That’s nowhere more evident than in the novel’s discerning portrayal of Richard Nixon, who limps through these pages with his eyes fixed on the future. Baffled by the animus of his critics, pained to hurt anyone’s feelings, and haunted by the ghost of his dead brother, the president struggles to maintain his “madly dissociative smile” while hoping that the transcripts of his genius eventually place him in the pantheon of American leaders. It’s a brilliant presentation, subtle and sympathetic but spiked with satire that captures the man in all his crippling self-consciousness, his boundless capacity for self-pity and re-invention. Clinging to “the power of Dr. Peale’s positive thinking,” he sometimes sees himself as Christ crucified, sometimes as Eichmann in a glass cage. Mallon peers deep into “this darkest of dark horses, this misanthrope in a flesh-presser’s profession, able to succeed from cunning and a talent for denying reality at close range.” By the end, this Nixon is no Macbeth; he’s more King Lear, penniless and raving on the wild heath of political disgrace.
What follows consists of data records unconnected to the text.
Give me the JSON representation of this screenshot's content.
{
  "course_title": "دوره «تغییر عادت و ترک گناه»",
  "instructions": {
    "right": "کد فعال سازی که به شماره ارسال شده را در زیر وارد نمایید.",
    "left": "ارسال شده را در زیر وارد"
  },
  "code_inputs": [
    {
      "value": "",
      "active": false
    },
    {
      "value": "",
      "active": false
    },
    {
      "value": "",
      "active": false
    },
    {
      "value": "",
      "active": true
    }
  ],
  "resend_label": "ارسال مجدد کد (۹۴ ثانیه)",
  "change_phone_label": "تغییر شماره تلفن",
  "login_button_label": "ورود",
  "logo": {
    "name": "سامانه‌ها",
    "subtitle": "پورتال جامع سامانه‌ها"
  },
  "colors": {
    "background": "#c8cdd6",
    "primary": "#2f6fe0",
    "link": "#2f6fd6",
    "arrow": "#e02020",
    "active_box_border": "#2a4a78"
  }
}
But no matter how perceptive his portrayal of Nixon, LaRue, Howard Hunt or Elliot Richardson, to a great extent Mallon has turned the story of Watergate into a story of the women involved. Nowhere is he more discerning than in his depiction of Martha Mitchell, the erratic wife of the attorney general; Rose Mary Woods, the president’s ferociously loyal secretary; and Dorothy Hunt, who blackmails the “plumbers” while her husband mingles old stories of his CIA days with plots for his spy novels. They’re all captivatingly powerful “gals,” trapped in their own chauvinistic ideals, fighting to defend their men past all reason. Pat Nixon, especially, becomes the novel’s tragic heroine. She’s exhausted by the struggles of politics, disgusted by journalists’ casual meanness, desperate for a life of kindness and romance she once briefly enjoyed.